“When asked if they would be adhering to new relaxed-but-still-distanced socialising rules, 91% of respondents’ assuredly said they would. When asked if they trusted other people to abide by the same rules, 67% said they didn’t. This is Britain in a statistic. I know how to behave correctly, but I can see from watching you very closely that you do not.”

“Lockdown has allowed British people to indulge their curtain-twitching vices – If you’re not going out having a beer in the sun, you’re probably at home tutting really loudly about those who do” – Joel Golby

The beginning of a long list of things that I now remember that I did not miss during lockdown:

  1. Some rando on a nearby pub table idly scrolling through YouTube with their phone volume on full blast
  2. Wasps

Flashback essay from Annie Zaleski to 40 years ago when Duran Duran released what I’ve always considered to be their slightly underwhelming second single “Careless Memories”.

The first signs from Clint Mansell’s new soundtrack to folk horror movie “In The Earth” has exactly the vibes that sentence conveys.

“I was pretty fed up anyway and miserable, but I was trying to write these pop songs, so it was a bit happy-sad, a bittersweet kind of thing. But the isolation, the fact I wasn’t distracted, was perhaps the best thing that happened.”

“Jane Weaver, stepping out of the ‘drone zone’ and into some shimmering pop” – Cath Holland

Will Butler from Arcade Fire with some big thoughts here on returning to live music post-pandemic. Two stand out:

“The crowd needs tension to experience release. But now I have no desire to make tension. I want people to feel safe and comfortable.”

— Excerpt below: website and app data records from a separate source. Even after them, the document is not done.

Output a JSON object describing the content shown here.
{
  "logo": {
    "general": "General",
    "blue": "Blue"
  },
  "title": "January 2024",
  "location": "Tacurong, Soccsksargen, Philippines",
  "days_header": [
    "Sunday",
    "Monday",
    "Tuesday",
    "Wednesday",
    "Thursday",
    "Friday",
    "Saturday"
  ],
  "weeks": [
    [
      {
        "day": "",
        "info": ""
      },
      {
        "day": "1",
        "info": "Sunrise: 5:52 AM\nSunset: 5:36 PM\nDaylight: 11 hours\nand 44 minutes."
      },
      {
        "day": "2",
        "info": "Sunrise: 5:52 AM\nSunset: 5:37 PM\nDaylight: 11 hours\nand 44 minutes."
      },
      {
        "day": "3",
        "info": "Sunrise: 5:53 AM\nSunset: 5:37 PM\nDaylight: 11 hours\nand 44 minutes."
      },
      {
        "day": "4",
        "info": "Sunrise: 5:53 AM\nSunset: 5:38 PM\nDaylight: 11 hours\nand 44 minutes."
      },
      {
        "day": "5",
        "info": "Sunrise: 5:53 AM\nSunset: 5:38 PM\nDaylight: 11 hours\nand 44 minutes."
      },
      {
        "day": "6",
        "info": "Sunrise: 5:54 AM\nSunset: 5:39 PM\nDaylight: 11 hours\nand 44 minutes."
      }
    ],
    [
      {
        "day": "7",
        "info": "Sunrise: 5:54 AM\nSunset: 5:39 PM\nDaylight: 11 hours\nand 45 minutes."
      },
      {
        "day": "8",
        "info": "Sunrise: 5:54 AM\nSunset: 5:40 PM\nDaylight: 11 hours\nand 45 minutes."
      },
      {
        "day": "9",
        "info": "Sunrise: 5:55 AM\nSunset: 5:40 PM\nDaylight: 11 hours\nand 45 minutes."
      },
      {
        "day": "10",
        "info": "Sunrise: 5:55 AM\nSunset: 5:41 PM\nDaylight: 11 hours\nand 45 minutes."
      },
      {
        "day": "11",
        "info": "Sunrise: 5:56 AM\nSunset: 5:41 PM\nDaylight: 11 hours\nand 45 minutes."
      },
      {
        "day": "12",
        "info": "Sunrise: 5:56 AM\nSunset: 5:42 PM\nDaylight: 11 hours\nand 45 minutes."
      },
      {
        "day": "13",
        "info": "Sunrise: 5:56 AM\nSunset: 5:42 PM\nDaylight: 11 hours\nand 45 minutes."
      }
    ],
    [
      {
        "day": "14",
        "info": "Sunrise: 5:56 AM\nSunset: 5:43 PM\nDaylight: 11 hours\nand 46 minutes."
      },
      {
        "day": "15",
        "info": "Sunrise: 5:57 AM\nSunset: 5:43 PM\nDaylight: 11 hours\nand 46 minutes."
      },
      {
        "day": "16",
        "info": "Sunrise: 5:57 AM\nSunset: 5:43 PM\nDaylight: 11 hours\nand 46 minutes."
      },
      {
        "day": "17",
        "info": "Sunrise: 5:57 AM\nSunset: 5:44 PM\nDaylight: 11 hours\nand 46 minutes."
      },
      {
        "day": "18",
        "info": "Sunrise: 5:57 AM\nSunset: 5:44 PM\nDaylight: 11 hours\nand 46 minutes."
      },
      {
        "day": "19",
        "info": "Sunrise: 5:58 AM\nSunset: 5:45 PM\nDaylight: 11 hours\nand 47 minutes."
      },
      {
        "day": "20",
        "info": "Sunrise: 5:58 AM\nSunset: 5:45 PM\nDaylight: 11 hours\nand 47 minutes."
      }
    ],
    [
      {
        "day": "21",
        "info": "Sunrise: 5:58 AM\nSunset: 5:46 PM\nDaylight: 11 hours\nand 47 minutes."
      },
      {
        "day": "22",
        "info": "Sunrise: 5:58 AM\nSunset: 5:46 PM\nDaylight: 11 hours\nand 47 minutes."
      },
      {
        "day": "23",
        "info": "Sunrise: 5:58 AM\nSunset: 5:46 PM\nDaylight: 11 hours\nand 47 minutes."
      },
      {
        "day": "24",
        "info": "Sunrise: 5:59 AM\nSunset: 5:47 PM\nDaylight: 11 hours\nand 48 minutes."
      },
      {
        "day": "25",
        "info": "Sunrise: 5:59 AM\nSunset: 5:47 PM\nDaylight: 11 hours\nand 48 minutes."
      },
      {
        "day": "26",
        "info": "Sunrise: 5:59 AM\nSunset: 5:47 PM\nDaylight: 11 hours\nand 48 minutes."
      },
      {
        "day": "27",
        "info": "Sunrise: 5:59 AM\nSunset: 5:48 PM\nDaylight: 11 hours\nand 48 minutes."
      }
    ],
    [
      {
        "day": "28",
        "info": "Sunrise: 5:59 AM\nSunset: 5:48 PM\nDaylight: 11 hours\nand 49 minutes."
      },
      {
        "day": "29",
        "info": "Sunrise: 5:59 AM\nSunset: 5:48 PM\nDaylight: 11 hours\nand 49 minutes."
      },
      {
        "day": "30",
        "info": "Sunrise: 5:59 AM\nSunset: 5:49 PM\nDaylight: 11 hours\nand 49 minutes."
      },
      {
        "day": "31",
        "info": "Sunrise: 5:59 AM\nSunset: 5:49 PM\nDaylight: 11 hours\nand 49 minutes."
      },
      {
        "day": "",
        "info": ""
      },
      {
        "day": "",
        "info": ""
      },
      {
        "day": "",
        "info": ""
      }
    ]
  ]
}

“I have another concern that’s hard to shake. After this pandemic year, I’m more aware of the responsibility I have not only to the people who buy tickets, but to the driver making deliveries to the show and to the family of the woman working arena concessions, people who really don’t care about what I’m doing onstage.”

I am returning to live music post-pandemic tonight, with my first gig since March 2020 that isn’t either in my garden, front room, office, or bedroom. I’m heading to Cambridge to take part in this Covid-secure live stream which you can watch for free on your laptops from 8pm.